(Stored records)
──────────────────────────────
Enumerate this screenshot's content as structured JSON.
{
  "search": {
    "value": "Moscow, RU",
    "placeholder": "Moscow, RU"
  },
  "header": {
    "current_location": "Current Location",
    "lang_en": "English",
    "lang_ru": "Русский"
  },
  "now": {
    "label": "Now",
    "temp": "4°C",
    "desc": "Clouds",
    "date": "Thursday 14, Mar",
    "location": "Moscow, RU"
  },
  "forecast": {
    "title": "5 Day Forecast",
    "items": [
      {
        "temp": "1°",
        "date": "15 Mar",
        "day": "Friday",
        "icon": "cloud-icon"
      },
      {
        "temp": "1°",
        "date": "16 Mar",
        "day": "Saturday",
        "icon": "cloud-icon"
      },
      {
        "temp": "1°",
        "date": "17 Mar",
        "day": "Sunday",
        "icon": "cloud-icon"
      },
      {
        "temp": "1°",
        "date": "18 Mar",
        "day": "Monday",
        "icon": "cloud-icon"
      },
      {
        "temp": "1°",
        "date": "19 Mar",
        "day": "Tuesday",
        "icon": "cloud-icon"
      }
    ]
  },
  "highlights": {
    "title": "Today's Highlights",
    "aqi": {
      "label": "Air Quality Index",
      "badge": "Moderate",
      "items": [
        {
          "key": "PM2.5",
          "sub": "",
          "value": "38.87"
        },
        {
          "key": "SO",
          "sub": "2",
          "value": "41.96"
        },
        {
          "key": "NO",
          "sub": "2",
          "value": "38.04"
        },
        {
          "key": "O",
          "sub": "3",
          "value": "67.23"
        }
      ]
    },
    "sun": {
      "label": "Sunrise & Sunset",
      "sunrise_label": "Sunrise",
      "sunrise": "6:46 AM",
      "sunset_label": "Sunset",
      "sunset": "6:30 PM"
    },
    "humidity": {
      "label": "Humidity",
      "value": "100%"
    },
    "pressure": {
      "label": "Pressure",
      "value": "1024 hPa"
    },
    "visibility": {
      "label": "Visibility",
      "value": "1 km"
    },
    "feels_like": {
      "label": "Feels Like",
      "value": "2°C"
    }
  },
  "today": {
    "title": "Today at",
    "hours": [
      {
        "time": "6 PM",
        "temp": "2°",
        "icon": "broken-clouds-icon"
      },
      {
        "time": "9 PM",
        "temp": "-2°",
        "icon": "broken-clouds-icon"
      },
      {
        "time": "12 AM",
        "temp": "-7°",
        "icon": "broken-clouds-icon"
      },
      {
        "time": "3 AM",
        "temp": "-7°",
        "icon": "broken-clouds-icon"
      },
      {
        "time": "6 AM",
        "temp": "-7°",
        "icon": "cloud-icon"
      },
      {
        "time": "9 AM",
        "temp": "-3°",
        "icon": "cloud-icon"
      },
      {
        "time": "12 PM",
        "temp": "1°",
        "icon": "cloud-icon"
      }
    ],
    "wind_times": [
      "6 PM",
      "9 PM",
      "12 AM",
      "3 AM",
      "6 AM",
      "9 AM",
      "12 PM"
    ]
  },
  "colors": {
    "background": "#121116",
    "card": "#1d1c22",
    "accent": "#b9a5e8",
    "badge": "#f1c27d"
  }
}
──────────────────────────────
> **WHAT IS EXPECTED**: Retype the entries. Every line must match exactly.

> **RESULT**:
Enumerate this screenshot's content as structured JSON.
{
  "search": {
    "value": "Moscow, RU",
    "placeholder": "Moscow, RU"
  },
  "header": {
    "current_location": "Current Location",
    "lang_en": "English",
    "lang_ru": "Русский"
  },
  "now": {
    "label": "Now",
    "temp": "4°C",
    "desc": "Clouds",
    "date": "Thursday 14, Mar",
    "location": "Moscow, RU"
  },
  "forecast": {
    "title": "5 Day Forecast",
    "items": [
      {
        "temp": "1°",
        "date": "15 Mar",
        "day": "Friday",
        "icon": "cloud-icon"
      },
      {
        "temp": "1°",
        "date": "16 Mar",
        "day": "Saturday",
        "icon": "cloud-icon"
      },
      {
        "temp": "1°",
        "date": "17 Mar",
        "day": "Sunday",
        "icon": "cloud-icon"
      },
      {
        "temp": "1°",
        "date": "18 Mar",
        "day": "Monday",
        "icon": "cloud-icon"
      },
      {
        "temp": "1°",
        "date": "19 Mar",
        "day": "Tuesday",
        "icon": "cloud-icon"
      }
    ]
  },
  "highlights": {
    "title": "Today's Highlights",
    "aqi": {
      "label": "Air Quality Index",
      "badge": "Moderate",
      "items": [
        {
          "key": "PM2.5",
          "sub": "",
          "value": "38.87"
        },
        {
          "key": "SO",
          "sub": "2",
          "value": "41.96"
        },
        {
          "key": "NO",
          "sub": "2",
          "value": "38.04"
        },
        {
          "key": "O",
          "sub": "3",
          "value": "67.23"
        }
      ]
    },
    "sun": {
      "label": "Sunrise & Sunset",
      "sunrise_label": "Sunrise",
      "sunrise": "6:46 AM",
      "sunset_label": "Sunset",
      "sunset": "6:30 PM"
    },
    "humidity": {
      "label": "Humidity",
      "value": "100%"
    },
    "pressure": {
      "label": "Pressure",
      "value": "1024 hPa"
    },
    "visibility": {
      "label": "Visibility",
      "value": "1 km"
    },
    "feels_like": {
      "label": "Feels Like",
      "value": "2°C"
    }
  },
  "today": {
    "title": "Today at",
    "hours": [
      {
        "time": "6 PM",
        "temp": "2°",
        "icon": "broken-clouds-icon"
      },
      {
        "time": "9 PM",
        "temp": "-2°",
        "icon": "broken-clouds-icon"
      },
      {
        "time": "12 AM",
        "temp": "-7°",
        "icon": "broken-clouds-icon"
      },
      {
        "time": "3 AM",
        "temp": "-7°",
        "icon": "broken-clouds-icon"
      },
      {
        "time": "6 AM",
        "temp": "-7°",
        "icon": "cloud-icon"
      },
      {
        "time": "9 AM",
        "temp": "-3°",
        "icon": "cloud-icon"
      },
      {
        "time": "12 PM",
        "temp": "1°",
        "icon": "cloud-icon"
      }
    ],
    "wind_times": [
      "6 PM",
      "9 PM",
      "12 AM",
      "3 AM",
      "6 AM",
      "9 AM",
      "12 PM"
    ]
  },
  "colors": {
    "background": "#121116",
    "card": "#1d1c22",
    "accent": "#b9a5e8",
    "badge": "#f1c27d"
  }
}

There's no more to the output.